> _Exercise brief_
Please tally the lines in the data below that include the string "Advanced", and reply with only the total.

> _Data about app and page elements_

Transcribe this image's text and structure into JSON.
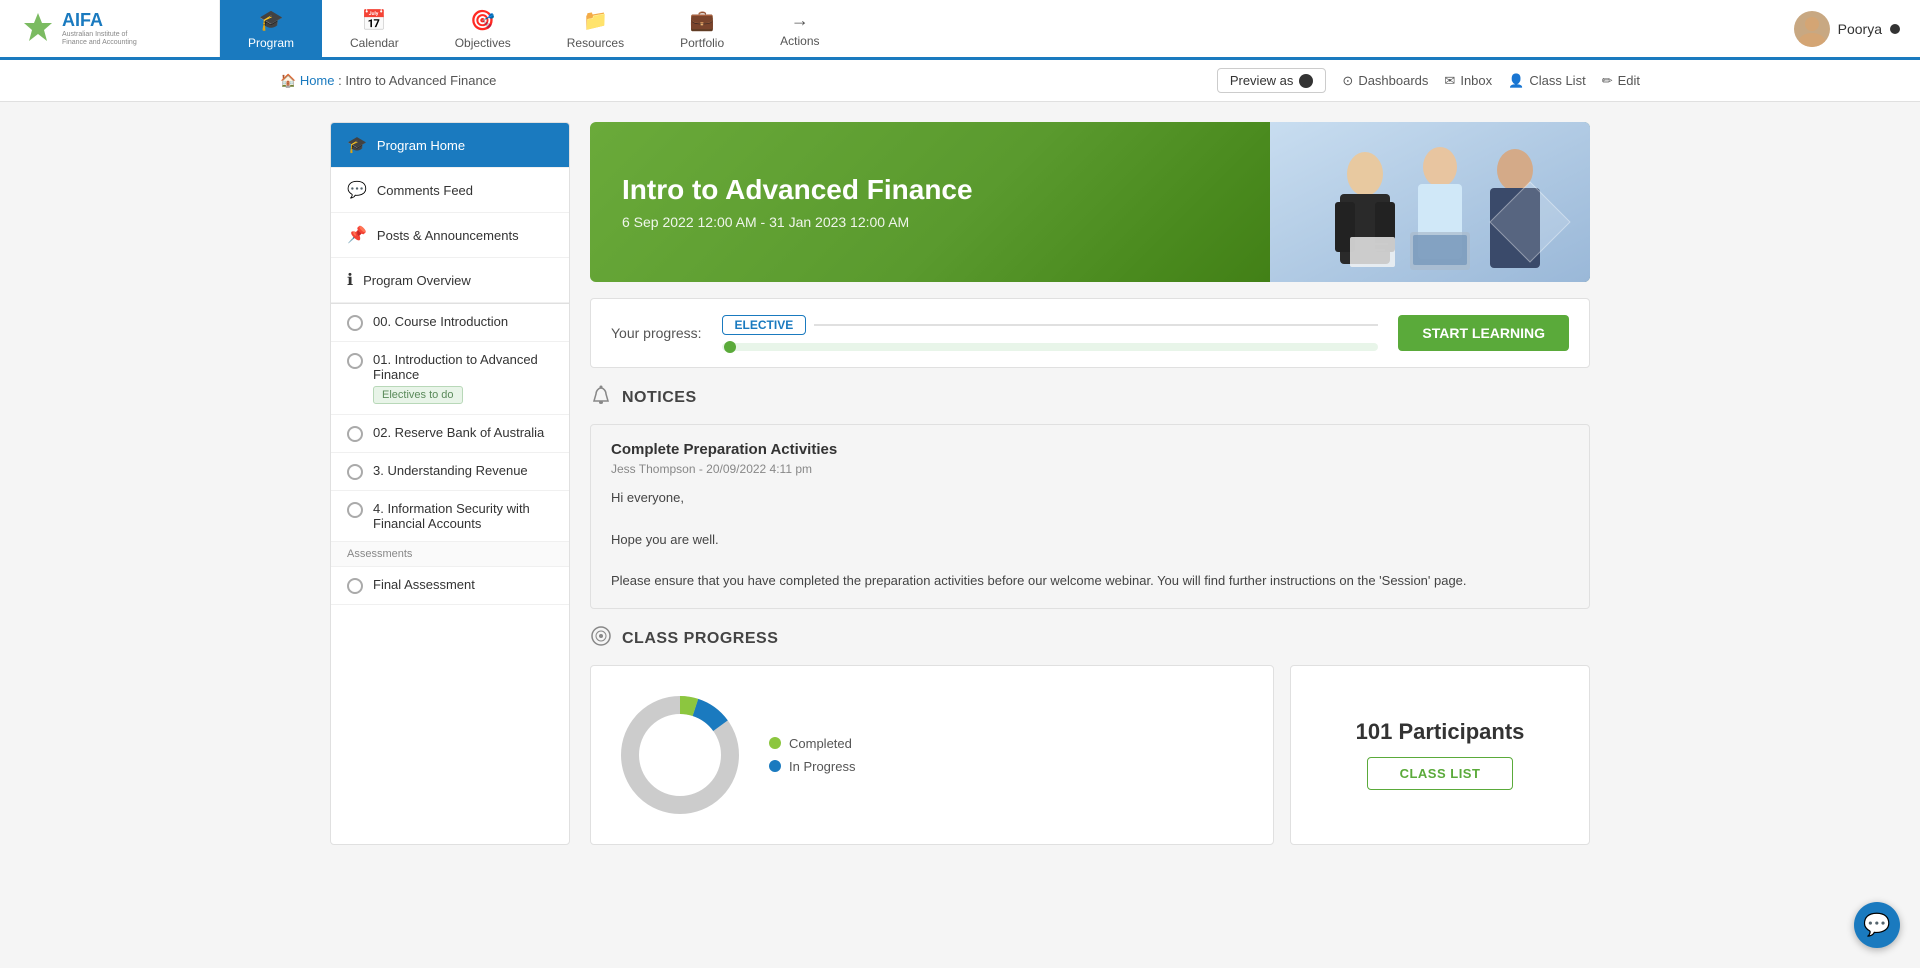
{
  "logo": {
    "abbr": "AIFA",
    "full": "Australian Institute of Finance and Accounting"
  },
  "nav": {
    "items": [
      {
        "id": "program",
        "label": "Program",
        "icon": "🎓",
        "active": true
      },
      {
        "id": "calendar",
        "label": "Calendar",
        "icon": "📅",
        "active": false
      },
      {
        "id": "objectives",
        "label": "Objectives",
        "icon": "🎯",
        "active": false
      },
      {
        "id": "resources",
        "label": "Resources",
        "icon": "📁",
        "active": false
      },
      {
        "id": "portfolio",
        "label": "Portfolio",
        "icon": "💼",
        "active": false
      },
      {
        "id": "actions",
        "label": "Actions",
        "icon": "→",
        "active": false
      }
    ]
  },
  "user": {
    "name": "Poorya",
    "dot": true
  },
  "breadcrumb": {
    "home_label": "Home",
    "separator": " : ",
    "current": "Intro to Advanced Finance"
  },
  "toolbar": {
    "preview_as": "Preview as",
    "dashboards": "Dashboards",
    "inbox": "Inbox",
    "class_list": "Class List",
    "edit": "Edit"
  },
  "sidebar": {
    "items": [
      {
        "id": "program-home",
        "label": "Program Home",
        "icon": "🎓",
        "active": true
      },
      {
        "id": "comments-feed",
        "label": "Comments Feed",
        "icon": "💬",
        "active": false
      },
      {
        "id": "posts-announcements",
        "label": "Posts & Announcements",
        "icon": "📌",
        "active": false
      },
      {
        "id": "program-overview",
        "label": "Program Overview",
        "icon": "ℹ",
        "active": false
      }
    ],
    "modules": [
      {
        "id": "module-00",
        "label": "00. Course Introduction",
        "has_radio": true
      },
      {
        "id": "module-01",
        "label": "01. Introduction to Advanced Finance",
        "has_radio": true,
        "badge": "Electives to do"
      },
      {
        "id": "module-02",
        "label": "02. Reserve Bank of Australia",
        "has_radio": true
      },
      {
        "id": "module-03",
        "label": "3. Understanding Revenue",
        "has_radio": true
      },
      {
        "id": "module-04",
        "label": "4. Information Security with Financial Accounts",
        "has_radio": true
      }
    ],
    "assessments_label": "Assessments",
    "assessment_items": [
      {
        "id": "final-assessment",
        "label": "Final Assessment",
        "has_radio": true
      }
    ]
  },
  "hero": {
    "title": "Intro to Advanced Finance",
    "dates": "6 Sep 2022 12:00 AM - 31 Jan 2023 12:00 AM"
  },
  "progress": {
    "label": "Your progress:",
    "elective_badge": "ELECTIVE",
    "start_btn": "START LEARNING"
  },
  "notices": {
    "section_title": "NOTICES",
    "items": [
      {
        "id": "notice-1",
        "title": "Complete Preparation Activities",
        "meta": "Jess Thompson - 20/09/2022 4:11 pm",
        "greeting": "Hi everyone,",
        "body1": "Hope you are well.",
        "body2": "Please ensure that you have completed the preparation activities before our welcome webinar. You will find further instructions on the 'Session' page."
      }
    ]
  },
  "class_progress": {
    "section_title": "CLASS PROGRESS",
    "donut": {
      "completed_pct": 5,
      "in_progress_pct": 10,
      "not_started_pct": 85,
      "colors": {
        "completed": "#8cc63f",
        "in_progress": "#1a7abf",
        "not_started": "#cccccc"
      }
    },
    "legend": [
      {
        "label": "Completed",
        "color": "#8cc63f"
      },
      {
        "label": "In Progress",
        "color": "#1a7abf"
      }
    ],
    "participants": {
      "count": "101 Participants",
      "btn_label": "CLASS LIST"
    }
  },
  "chat_icon": "💬"
}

> _Output of the task_
3